Then, in 2010, I attended the MVPA Convention in Topeka, Kans., where I saw a 1953 M37 for sale. The Kansas Wildlife and Forestry Department owned it and had loaned it to a rural volunteer department. They had painted the truck a florescent orange. I took pictures of this vehicle and tucked them away — still hoping to find that perfect Dodge.

 Not quite finished, the truck made its debut at a 2016 Veterans Day parade.

Not quite finished, the truck made its debut at a 2016 Veterans Day parade.

In 2012, I happened to show the pictures to my wife. She “drooled” over it and said she loved it.

Thank goodness I had taken pictures that showed the phone number on the windshield. I called the number. Harry Bellman, the owner, said he had it and it was still for sale! We hooked up a trailer to our truck and headed off on the 150-mile journey to inspect the truck to see if it was “the one.”

It was. We loaded the M37 on our trailer and headed home to Wichita.

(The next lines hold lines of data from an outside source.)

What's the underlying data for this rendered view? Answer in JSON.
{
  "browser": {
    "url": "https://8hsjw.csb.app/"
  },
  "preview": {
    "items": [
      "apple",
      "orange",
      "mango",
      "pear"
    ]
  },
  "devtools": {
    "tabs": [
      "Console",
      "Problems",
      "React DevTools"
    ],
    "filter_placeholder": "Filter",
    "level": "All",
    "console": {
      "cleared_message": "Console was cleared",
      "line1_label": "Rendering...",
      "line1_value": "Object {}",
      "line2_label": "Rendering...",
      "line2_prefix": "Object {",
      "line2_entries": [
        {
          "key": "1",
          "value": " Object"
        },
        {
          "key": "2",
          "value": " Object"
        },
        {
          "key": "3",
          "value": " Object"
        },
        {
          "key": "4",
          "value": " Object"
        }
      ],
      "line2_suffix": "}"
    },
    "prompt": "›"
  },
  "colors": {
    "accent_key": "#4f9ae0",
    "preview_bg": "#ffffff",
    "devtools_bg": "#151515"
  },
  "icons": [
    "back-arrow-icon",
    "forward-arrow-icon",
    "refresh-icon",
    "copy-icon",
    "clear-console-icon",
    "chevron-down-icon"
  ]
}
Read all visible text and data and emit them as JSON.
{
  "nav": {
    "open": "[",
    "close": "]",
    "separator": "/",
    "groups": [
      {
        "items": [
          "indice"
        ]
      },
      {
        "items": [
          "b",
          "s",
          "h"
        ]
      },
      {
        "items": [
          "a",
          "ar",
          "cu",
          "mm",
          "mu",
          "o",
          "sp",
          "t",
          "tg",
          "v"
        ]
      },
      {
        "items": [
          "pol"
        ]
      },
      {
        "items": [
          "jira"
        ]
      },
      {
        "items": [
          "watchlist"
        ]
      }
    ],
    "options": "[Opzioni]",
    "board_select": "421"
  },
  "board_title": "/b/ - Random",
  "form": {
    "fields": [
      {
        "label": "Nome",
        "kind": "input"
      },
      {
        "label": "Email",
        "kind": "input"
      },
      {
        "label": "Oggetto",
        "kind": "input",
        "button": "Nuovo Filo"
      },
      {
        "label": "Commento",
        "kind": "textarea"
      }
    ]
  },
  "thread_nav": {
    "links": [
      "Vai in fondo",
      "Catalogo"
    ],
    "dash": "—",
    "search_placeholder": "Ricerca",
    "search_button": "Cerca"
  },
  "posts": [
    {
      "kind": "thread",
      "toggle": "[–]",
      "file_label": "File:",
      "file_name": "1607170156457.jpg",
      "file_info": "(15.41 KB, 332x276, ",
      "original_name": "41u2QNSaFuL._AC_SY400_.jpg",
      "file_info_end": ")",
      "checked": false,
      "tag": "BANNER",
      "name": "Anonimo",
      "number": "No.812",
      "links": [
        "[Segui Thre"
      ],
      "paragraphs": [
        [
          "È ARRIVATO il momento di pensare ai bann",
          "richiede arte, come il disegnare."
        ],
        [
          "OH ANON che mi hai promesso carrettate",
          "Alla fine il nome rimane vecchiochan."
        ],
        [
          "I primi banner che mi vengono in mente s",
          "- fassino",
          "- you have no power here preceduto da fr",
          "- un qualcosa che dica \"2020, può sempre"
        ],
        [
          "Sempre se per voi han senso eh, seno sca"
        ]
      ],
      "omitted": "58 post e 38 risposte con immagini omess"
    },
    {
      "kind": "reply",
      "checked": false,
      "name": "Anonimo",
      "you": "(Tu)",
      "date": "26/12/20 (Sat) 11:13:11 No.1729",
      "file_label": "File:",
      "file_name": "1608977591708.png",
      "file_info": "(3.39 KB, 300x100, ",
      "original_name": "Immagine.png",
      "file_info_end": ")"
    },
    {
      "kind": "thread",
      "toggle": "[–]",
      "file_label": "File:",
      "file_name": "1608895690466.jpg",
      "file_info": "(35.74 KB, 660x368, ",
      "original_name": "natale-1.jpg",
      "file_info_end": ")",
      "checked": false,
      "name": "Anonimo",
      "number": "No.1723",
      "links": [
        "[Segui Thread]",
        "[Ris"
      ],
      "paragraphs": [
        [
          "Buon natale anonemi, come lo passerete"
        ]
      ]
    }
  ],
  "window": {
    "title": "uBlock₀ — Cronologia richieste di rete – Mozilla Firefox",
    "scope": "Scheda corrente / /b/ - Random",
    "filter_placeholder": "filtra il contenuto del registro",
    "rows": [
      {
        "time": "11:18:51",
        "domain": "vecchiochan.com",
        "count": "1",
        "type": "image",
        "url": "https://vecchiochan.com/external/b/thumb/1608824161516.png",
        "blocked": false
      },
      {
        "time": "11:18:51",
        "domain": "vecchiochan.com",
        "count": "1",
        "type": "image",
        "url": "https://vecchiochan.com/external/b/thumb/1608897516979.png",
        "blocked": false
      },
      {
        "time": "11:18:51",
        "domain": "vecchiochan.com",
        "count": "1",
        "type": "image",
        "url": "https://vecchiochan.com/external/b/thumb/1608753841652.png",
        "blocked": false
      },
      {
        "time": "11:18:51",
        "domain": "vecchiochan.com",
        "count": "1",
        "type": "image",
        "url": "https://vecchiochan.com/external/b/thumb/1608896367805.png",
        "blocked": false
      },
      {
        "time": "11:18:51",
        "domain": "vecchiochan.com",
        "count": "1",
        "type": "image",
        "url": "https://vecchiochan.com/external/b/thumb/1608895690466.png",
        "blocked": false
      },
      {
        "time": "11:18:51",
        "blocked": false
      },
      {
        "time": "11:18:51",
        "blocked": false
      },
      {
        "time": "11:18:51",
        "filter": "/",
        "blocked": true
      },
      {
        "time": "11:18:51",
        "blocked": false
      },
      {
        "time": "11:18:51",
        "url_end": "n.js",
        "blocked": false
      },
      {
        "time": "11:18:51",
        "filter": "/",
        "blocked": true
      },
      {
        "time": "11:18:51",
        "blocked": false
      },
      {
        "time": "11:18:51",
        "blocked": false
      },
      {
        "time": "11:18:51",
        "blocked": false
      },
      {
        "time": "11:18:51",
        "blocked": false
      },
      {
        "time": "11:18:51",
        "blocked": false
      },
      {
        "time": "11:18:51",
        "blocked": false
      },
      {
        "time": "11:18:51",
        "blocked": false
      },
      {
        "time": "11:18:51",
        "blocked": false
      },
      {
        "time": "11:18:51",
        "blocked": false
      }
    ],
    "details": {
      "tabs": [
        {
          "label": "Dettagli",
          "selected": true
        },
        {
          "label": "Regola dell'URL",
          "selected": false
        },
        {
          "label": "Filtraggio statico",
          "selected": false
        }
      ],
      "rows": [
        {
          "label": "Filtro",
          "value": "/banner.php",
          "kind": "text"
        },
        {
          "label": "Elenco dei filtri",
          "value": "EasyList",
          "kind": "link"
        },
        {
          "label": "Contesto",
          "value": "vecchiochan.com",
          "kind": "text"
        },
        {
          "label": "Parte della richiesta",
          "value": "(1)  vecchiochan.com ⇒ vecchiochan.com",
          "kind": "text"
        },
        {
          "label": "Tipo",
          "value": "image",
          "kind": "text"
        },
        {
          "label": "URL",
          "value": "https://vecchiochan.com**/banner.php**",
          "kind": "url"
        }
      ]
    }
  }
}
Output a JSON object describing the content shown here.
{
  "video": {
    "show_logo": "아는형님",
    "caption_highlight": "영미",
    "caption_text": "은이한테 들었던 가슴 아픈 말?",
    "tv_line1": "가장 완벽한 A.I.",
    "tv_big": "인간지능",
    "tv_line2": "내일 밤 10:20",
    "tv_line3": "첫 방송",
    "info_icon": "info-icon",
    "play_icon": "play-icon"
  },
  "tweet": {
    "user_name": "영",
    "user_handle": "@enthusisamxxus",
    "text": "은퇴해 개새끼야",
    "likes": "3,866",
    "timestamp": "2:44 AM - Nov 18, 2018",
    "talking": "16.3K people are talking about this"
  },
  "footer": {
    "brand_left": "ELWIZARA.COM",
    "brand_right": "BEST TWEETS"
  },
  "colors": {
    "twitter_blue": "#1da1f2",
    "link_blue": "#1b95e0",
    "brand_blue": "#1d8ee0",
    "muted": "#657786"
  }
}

The plan was to give the truck a quick paint job and replace the canvas. But, the tires were shot, and the wiring was almost non-existent.

So, the parts started to come off. As we removed each, we took tem to Soft Strip in Wichita for bead-blasting. From there, they went to Best Body Shop in Wichita for painting. The process took about 4 years.

I bought a new wiring harness from Vintage Wiring of Main (now located n Silas, Alabama). All of the replacement parts came from Vintage Power Wagon of Fairfield, Iowa. I even visited them once to pick up parts — just to meet the “voice on the phone.” They were great in answering questions and offering suggestions on how to remove and reinstall parts.

We also took a 3-day trip to Texas to pick up paint from RAPCO Parts in Bowie, then on to Dallas to pick up tires.

This made for a nice, short trip away from home.

When the truck quit running, I called a friend who owns Al’s Automotive in Conway Springs, Kans. After rebuilding the carburetor, he was able to get the beast back on the road.

 Here she is — my wife, Ellen, in her fully restored 1953 Dodge M37. We both agree that restoring the truck together was good for our marriage!

Here she is — my wife, Ellen, in her fully restored 1953 Dodge M37. We both agree that restoring the truck together was good for our marriage!

IT TAKES COMMITMENT

The restoration of our M37 was a five-year commitment. It wasn’t hard taking the parts off of the truck, though it involved a lot of WD-40, latex gloves, and busted knuckles in addition to lots of trips to the bead-blaster and the painter.

The greatest challenge was that he had to install parts 3 and 4 times! We would put on a part, then take it off because we used the wrong bolts, or because we realized we had to install some other part before we could reinstall the first part. But, we really worked well together. More times than not, my wife would say, “Can we go to the garage today and work on the M37?”

The other thing we found out in the beginning was that the garage at our house were not big enough for the Dodge, so we had to find a garage where we could store it, the GPW, and the all of the parts.

We both truly believe this experience has been a good thing for our marriage. We still go over to the garage to wipe off the dust — or, weather permitting, take it out for a ride. It makes a marriage even better when you have something in common besides the grandchildren — who, by the way, love riding in Grandma’s M37.

Ellen will tell you that she is the truck’s owner — and I agree. She is the one who drives it and loves doing so! She says it makes her think of her younger days when she drove her Dad’s feed truck on the family farm.

We drive the truck in parades, take it to car shows, and display it at Kansas Honor Flight fund raisers where we let people sit in it for a donation.

As a staunch Ford driver, I have to admit: The Dodge is a great ride. We are still looking for that WWII Dodge.